Goodfoods is taking on the artisanal cheese market with plant-based alternatives to some of Europe’s – and the world’s – most popular cheeses.
Using a cashew nut base, founder Michal Peleg is ‘reinventing’ mozzarella, parmesan, brie, and smoked gouda, she told FoodNavigator at FoodTech IL in Tel Aviv last month.
Conventional cheese is manufactured with heavy reliance on natural resources, the entrepreneur continued. Whereas Goodfoods’ products use “zero factory farms, simple processes, and only nutritional benefits”.
Indeed, Peleg said production of her cheeses reduce greenhouse gas emissions by 99%, and use less water, land and energy, compared to their dairy-based counterparts.
Peleg ‘fell in love’ with classic cheeses while living in Italy. “I love mozzarella, and mozzarella on pizza,” she told this publication.
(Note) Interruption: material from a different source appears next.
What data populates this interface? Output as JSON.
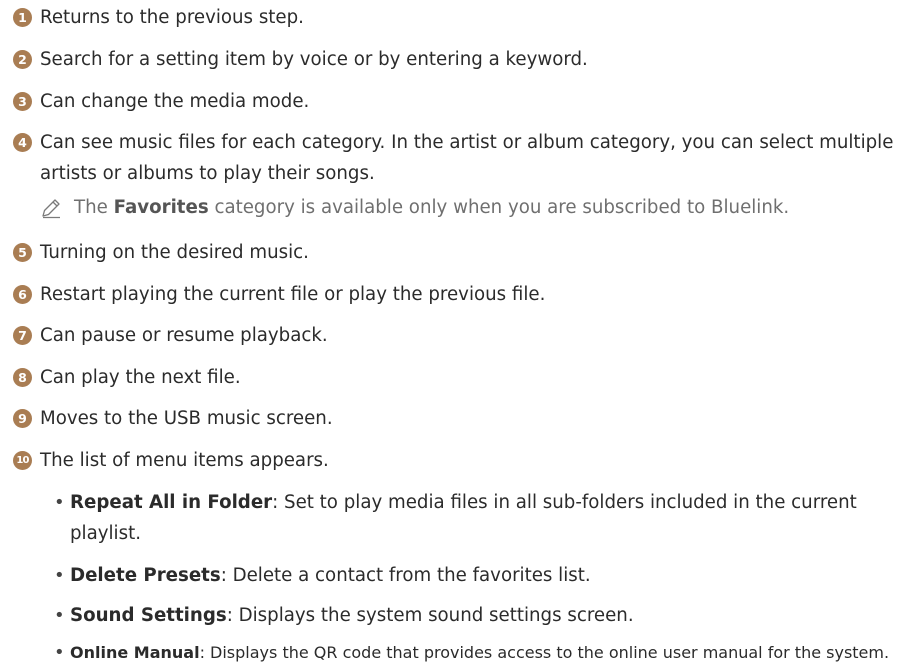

When Peleg returned to Israel, and turned from vegetarian to vegan, she noticed a gap in the market for ‘sustainable, nutritious, and delicious’ cheese substitutes.
“My challenge was to develop something that I like, as a vegan. Something that I had before [in Italy], that I could enjoy now,” she explained.
The entrepreneur has been developing her offerings over the past year and has successfully piloted the products – under the brand name Micol's – in vegan stores in Israel, where they have ‘sold out fast’.
‘Tastes like the real thing’
All of Peleg’s recipes are based on cashews. She uses a fermentation process with heating, cooling, and steam pressure to achieve different textures in her offerings.
Being minimally processed was important to the entrepreneur. “There are many [cheese] substitutes in the supermarkets today, but they are not as healthy as people think. So I decided to make my products as healthy as I can.”
The ingredient list for the parmesan, for example, includes cashew nuts, pine nuts, nutritional yeast, and spices. “I don’t use any gums,” she revealed. Her products contain zero cholesterol, and up to 22.5% protein, as well as essential minerals and vitamins.
Concerning flavour profile, Peleg said they ‘taste like the real thing’. Their texture has also been developed to mimic the originals. The parmesan alternative, for example, has been created in the Parmigiano Reggiano style with a ‘non-stabilizing texture’.
The mozzarella has good meltability and ‘a little bit of stretch’, she said.
Currently twice the price of industrial mozzarella, Goodfoods hopes to attract investment and scale in order to source cashews directly from Vietnam. “They are expensive,” she confirmed. “But it depends where you buy them. The closer to get to the source of the cashews – like in Vietnam – [the] cheaper [it is].” Scaling up to increase quantity orders would also help reduce prices. “It’s all market supply and demand,” she told us.
And scaling is certainly the objective: “I want it to be sold in Italy. I want to produce a version for the supermarket and a version for the deli, and I want it to be available for everyone.”